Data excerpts
-- Opening Marker --

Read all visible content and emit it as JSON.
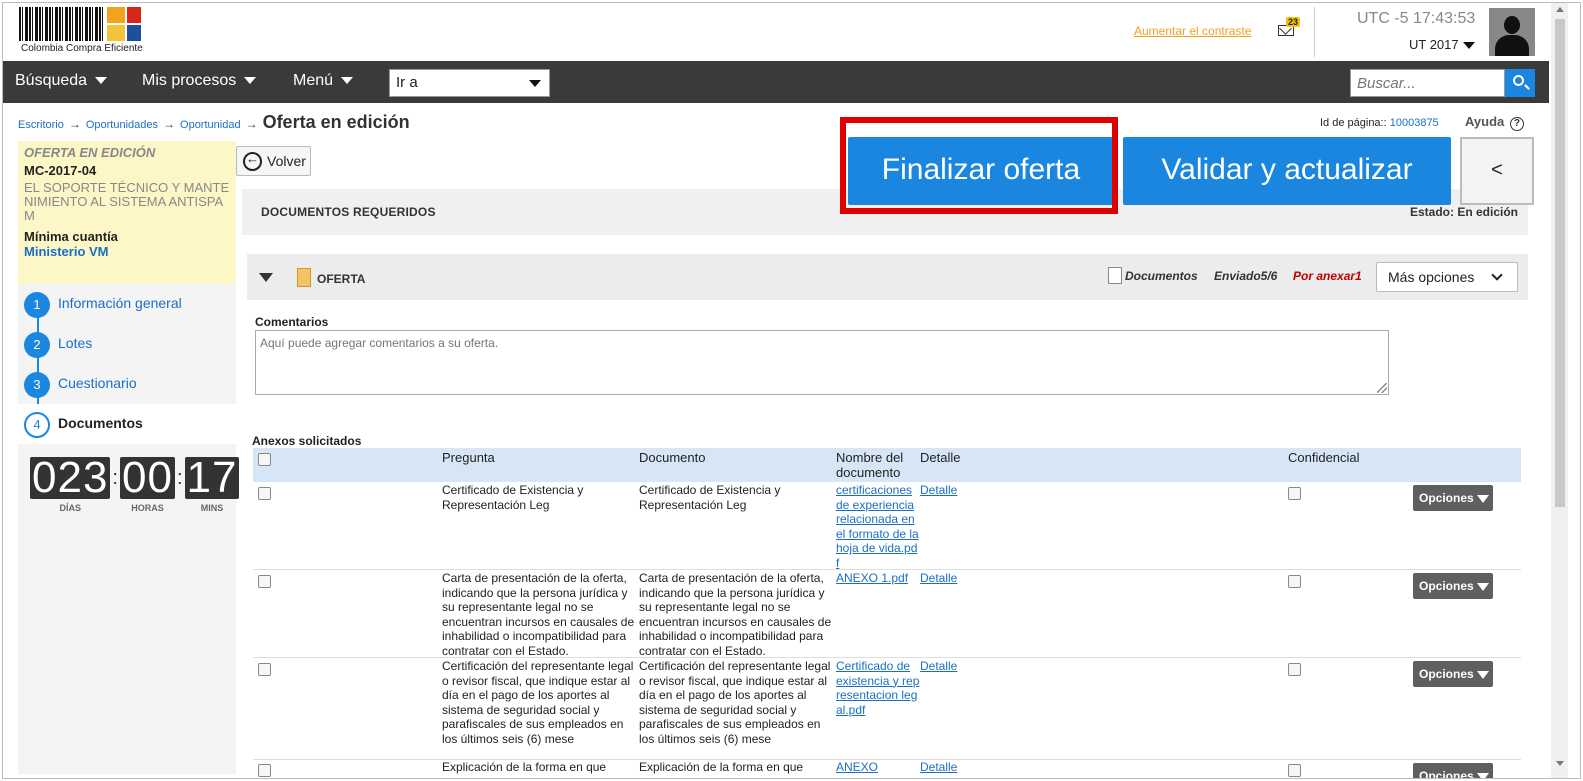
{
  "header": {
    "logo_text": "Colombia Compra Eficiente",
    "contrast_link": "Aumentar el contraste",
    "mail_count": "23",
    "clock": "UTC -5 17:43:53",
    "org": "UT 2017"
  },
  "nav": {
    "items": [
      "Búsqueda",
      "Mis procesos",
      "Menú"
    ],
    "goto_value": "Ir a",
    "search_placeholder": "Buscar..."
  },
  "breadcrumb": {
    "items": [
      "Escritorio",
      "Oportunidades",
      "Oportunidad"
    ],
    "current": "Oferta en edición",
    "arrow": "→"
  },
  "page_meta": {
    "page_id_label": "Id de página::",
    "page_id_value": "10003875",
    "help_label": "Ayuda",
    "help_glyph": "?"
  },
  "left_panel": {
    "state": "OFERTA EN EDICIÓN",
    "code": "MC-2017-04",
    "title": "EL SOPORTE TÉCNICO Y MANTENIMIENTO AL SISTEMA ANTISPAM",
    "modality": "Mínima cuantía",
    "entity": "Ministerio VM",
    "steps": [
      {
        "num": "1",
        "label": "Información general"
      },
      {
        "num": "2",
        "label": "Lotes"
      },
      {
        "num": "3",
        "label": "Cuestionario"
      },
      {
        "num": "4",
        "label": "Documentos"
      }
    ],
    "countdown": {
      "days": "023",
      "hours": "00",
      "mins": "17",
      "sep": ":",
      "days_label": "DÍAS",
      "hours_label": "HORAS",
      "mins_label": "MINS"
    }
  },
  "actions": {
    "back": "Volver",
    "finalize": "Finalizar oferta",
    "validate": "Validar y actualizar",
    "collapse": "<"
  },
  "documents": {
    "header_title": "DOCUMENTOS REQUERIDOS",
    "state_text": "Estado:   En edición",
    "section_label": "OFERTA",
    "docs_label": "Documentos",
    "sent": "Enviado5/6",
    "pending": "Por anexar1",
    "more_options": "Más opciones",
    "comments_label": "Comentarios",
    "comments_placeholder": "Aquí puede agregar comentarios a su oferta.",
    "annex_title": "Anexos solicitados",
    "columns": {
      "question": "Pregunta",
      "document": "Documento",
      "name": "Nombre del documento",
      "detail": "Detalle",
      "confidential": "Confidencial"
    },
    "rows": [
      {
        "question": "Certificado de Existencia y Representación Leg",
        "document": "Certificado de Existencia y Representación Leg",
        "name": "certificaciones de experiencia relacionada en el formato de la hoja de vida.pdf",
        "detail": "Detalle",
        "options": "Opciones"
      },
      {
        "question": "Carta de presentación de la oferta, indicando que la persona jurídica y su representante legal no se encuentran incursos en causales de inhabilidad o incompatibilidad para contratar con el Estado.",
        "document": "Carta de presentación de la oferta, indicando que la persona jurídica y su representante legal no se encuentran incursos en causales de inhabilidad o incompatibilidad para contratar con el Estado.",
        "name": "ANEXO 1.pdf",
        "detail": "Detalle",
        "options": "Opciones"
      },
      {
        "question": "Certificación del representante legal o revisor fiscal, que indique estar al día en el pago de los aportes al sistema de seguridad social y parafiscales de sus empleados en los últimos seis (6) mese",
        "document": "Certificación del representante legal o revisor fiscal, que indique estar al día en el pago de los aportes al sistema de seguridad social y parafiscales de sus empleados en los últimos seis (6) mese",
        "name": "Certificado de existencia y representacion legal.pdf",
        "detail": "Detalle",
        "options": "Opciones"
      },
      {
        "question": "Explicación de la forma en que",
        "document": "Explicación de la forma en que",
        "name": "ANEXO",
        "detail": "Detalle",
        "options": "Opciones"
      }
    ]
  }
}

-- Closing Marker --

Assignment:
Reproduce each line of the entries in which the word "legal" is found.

Response to the task:
        "question": "Carta de presentación de la oferta, indicando que la persona jurídica y su representante legal no se encuentran incursos en causales de inhabilidad o incompatibilidad para contratar con el Estado.",
        "document": "Carta de presentación de la oferta, indicando que la persona jurídica y su representante legal no se encuentran incursos en causales de inhabilidad o incompatibilidad para contratar con el Estado.",
        "question": "Certificación del representante legal o revisor fiscal, que indique estar al día en el pago de los aportes al sistema de seguridad social y parafiscales de sus empleados en los últimos seis (6) mese",
        "document": "Certificación del representante legal o revisor fiscal, que indique estar al día en el pago de los aportes al sistema de seguridad social y parafiscales de sus empleados en los últimos seis (6) mese",
        "name": "Certificado de existencia y representacion legal.pdf",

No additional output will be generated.